  • Duke Ellington at The Howard Theatre. Photo credit to
  • The restoration effort included millions to restore the original neoclassical appearance.
  • The theater reopened in 2012-something unthinkable in the 1980s and 1990s when the neighborhood faced an urban crisis.
  • The interior matches the classic look of the early 1900s with modern comforts.
  • Many believed that the restoration of this historic theater was an impossible task, but with private investment and $20 million of public support, the theater was saved and re-opened.
After its opening in 1910, The Howard Theatre shortly became the largest black theatre in the world. It hosted acts and speakers of all kinds. In its earlier days, The Howard Theatre catered events from speakers like Booker T. Washington to road shows, vaudeville acts, and musicals. It was a place where dignified people such as President Franklin D. Roosevelt gathered with the common people to see performances. The Washington Bee declared it to be the "Theatre for The People."

The Howard Theatre was so popular among black residents because segregation kept them rom attending the white-only theatres throughout the city. The theatre was created even before the Apollo Theatre in New York. It held amateur nights which introduced local talents such as Marvin Gaye to the public. Unfortunately, the D.C. riots of 1968 destroyed the theatre. However, the theatre was declared a National Landmark in 1974, and later became in possession of the D.C. government after not being sustainable.

In 2006 Ellis Development Group was awarded the contract to redevelop the building. A non-profit organization called Howard Theatre Restoration was later formed and began the financing process which included seeking government grants and private donations. In 2010, a groundbreaking ceremony was held at the theatre site. Finally in 2012, The Howard Theatre reopened. 

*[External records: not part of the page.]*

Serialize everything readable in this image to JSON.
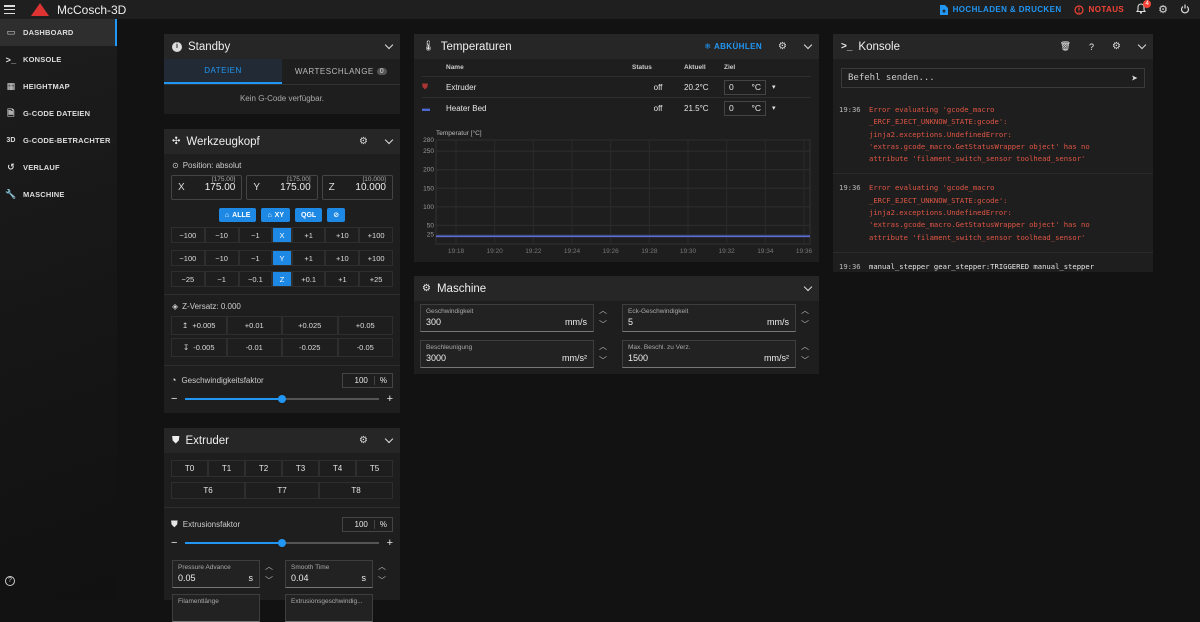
{
  "app": {
    "title": "McCosch-3D"
  },
  "topbar": {
    "upload_label": "HOCHLADEN & DRUCKEN",
    "estop_label": "NOTAUS",
    "notif_count": "4"
  },
  "nav": [
    {
      "label": "DASHBOARD",
      "icon": "dashboard-icon",
      "active": true
    },
    {
      "label": "KONSOLE",
      "icon": "console-icon"
    },
    {
      "label": "HEIGHTMAP",
      "icon": "grid-icon"
    },
    {
      "label": "G-CODE DATEIEN",
      "icon": "file-icon"
    },
    {
      "label": "G-CODE-BETRACHTER",
      "icon": "3d-icon"
    },
    {
      "label": "VERLAUF",
      "icon": "history-icon"
    },
    {
      "label": "MASCHINE",
      "icon": "wrench-icon"
    }
  ],
  "standby": {
    "title": "Standby",
    "tab_files": "DATEIEN",
    "tab_queue": "WARTESCHLANGE",
    "queue_count": "0",
    "empty": "Kein G-Code verfügbar."
  },
  "toolhead": {
    "title": "Werkzeugkopf",
    "position_label": "Position: absolut",
    "x": {
      "axis": "X",
      "value": "175.00",
      "max": "[175.00]"
    },
    "y": {
      "axis": "Y",
      "value": "175.00",
      "max": "[175.00]"
    },
    "z": {
      "axis": "Z",
      "value": "10.000",
      "max": "[10.000]"
    },
    "home_all": "ALLE",
    "home_xy": "XY",
    "qgl": "QGL",
    "jog_x": [
      "−100",
      "−10",
      "−1",
      "X",
      "+1",
      "+10",
      "+100"
    ],
    "jog_y": [
      "−100",
      "−10",
      "−1",
      "Y",
      "+1",
      "+10",
      "+100"
    ],
    "jog_z": [
      "−25",
      "−1",
      "−0.1",
      "Z",
      "+0.1",
      "+1",
      "+25"
    ],
    "zoffset_label": "Z-Versatz: 0.000",
    "zoff_up": [
      "+0.005",
      "+0.01",
      "+0.025",
      "+0.05"
    ],
    "zoff_down": [
      "-0.005",
      "-0.01",
      "-0.025",
      "-0.05"
    ],
    "speed_label": "Geschwindigkeitsfaktor",
    "speed_value": "100",
    "speed_unit": "%",
    "speed_fraction": 0.5
  },
  "extruder": {
    "title": "Extruder",
    "tools_row1": [
      "T0",
      "T1",
      "T2",
      "T3",
      "T4",
      "T5"
    ],
    "tools_row2": [
      "T6",
      "T7",
      "T8"
    ],
    "factor_label": "Extrusionsfaktor",
    "factor_value": "100",
    "factor_unit": "%",
    "factor_fraction": 0.5,
    "pa_label": "Pressure Advance",
    "pa_value": "0.05",
    "pa_unit": "s",
    "st_label": "Smooth Time",
    "st_value": "0.04",
    "st_unit": "s",
    "len_label": "Filamentlänge",
    "speed_label": "Extrusionsgeschwindig..."
  },
  "temps": {
    "title": "Temperaturen",
    "cooldown": "ABKÜHLEN",
    "headers": {
      "name": "Name",
      "status": "Status",
      "actual": "Aktuell",
      "target": "Ziel"
    },
    "rows": [
      {
        "name": "Extruder",
        "status": "off",
        "actual": "20.2°C",
        "target": "0",
        "unit": "°C"
      },
      {
        "name": "Heater Bed",
        "status": "off",
        "actual": "21.5°C",
        "target": "0",
        "unit": "°C"
      }
    ],
    "chart_ylabel": "Temperatur [°C]"
  },
  "chart_data": {
    "type": "line",
    "ylabel": "Temperatur [°C]",
    "ylim": [
      0,
      280
    ],
    "yticks": [
      25,
      50,
      100,
      150,
      200,
      250,
      280
    ],
    "xticks": [
      "19:18",
      "19:20",
      "19:22",
      "19:24",
      "19:26",
      "19:28",
      "19:30",
      "19:32",
      "19:34",
      "19:36"
    ],
    "series": [
      {
        "name": "Extruder",
        "values": [
          20.2,
          20.2,
          20.2,
          20.2,
          20.2,
          20.2,
          20.2,
          20.2,
          20.2,
          20.2
        ],
        "color": "#8a6bd9"
      },
      {
        "name": "Heater Bed",
        "values": [
          21.5,
          21.5,
          21.5,
          21.5,
          21.5,
          21.5,
          21.5,
          21.5,
          21.5,
          21.5
        ],
        "color": "#4a6ad0"
      }
    ]
  },
  "machine": {
    "title": "Maschine",
    "speed_label": "Geschwindigkeit",
    "speed_value": "300",
    "speed_unit": "mm/s",
    "scv_label": "Eck-Geschwindigkeit",
    "scv_value": "5",
    "scv_unit": "mm/s",
    "accel_label": "Beschleunigung",
    "accel_value": "3000",
    "accel_unit": "mm/s²",
    "decel_label": "Max. Beschl. zu Verz.",
    "decel_value": "1500",
    "decel_unit": "mm/s²"
  },
  "console": {
    "title": "Konsole",
    "placeholder": "Befehl senden...",
    "entries": [
      {
        "time": "19:36",
        "type": "err",
        "text": "Error evaluating 'gcode_macro\n_ERCF_EJECT_UNKNOW_STATE:gcode':\njinja2.exceptions.UndefinedError:\n'extras.gcode_macro.GetStatusWrapper object' has no\nattribute 'filament_switch_sensor toolhead_sensor'"
      },
      {
        "time": "19:36",
        "type": "err",
        "text": "Error evaluating 'gcode_macro\n_ERCF_EJECT_UNKNOW_STATE:gcode':\njinja2.exceptions.UndefinedError:\n'extras.gcode_macro.GetStatusWrapper object' has no\nattribute 'filament_switch_sensor toolhead_sensor'"
      },
      {
        "time": "19:36",
        "type": "info",
        "text": "manual_stepper gear_stepper:TRIGGERED manual_stepper\nselector_stepper:TRIGGERED x:open y:open z:open"
      }
    ]
  }
}
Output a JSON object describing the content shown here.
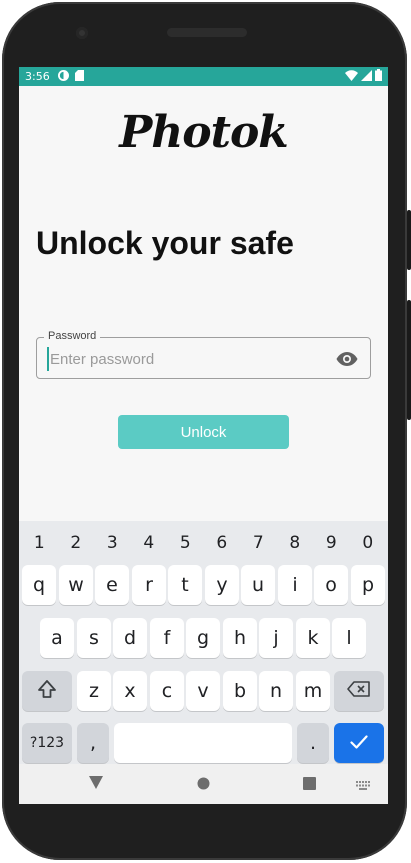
{
  "status_bar": {
    "time": "3:56",
    "bg_color": "#26a69a"
  },
  "app": {
    "logo_text": "Photok",
    "headline": "Unlock your safe",
    "password_field": {
      "label": "Password",
      "placeholder": "Enter password",
      "value": ""
    },
    "unlock_button_label": "Unlock",
    "accent_color": "#5bcbc4"
  },
  "keyboard": {
    "number_row": [
      "1",
      "2",
      "3",
      "4",
      "5",
      "6",
      "7",
      "8",
      "9",
      "0"
    ],
    "row1": [
      "q",
      "w",
      "e",
      "r",
      "t",
      "y",
      "u",
      "i",
      "o",
      "p"
    ],
    "row2": [
      "a",
      "s",
      "d",
      "f",
      "g",
      "h",
      "j",
      "k",
      "l"
    ],
    "row3": [
      "z",
      "x",
      "c",
      "v",
      "b",
      "n",
      "m"
    ],
    "symbols_label": "?123",
    "comma_label": ",",
    "period_label": ".",
    "shift_icon": "shift-icon",
    "backspace_icon": "backspace-icon",
    "enter_icon": "checkmark-icon"
  },
  "nav_bar": {
    "icons": [
      "back-icon",
      "home-icon",
      "recents-icon",
      "keyboard-switch-icon"
    ]
  }
}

Bloom, Georgiana. "The Awesome History and Rebirth of D.C.'s Howard Theatre." The Huffington Post., 12 Apr. 2012. Web. 1 Dec. 2014. "The Howard Theatre | History." History: The Story of The Howard Theatre. The Howard Theatre. Web. 1 Dec. 2014.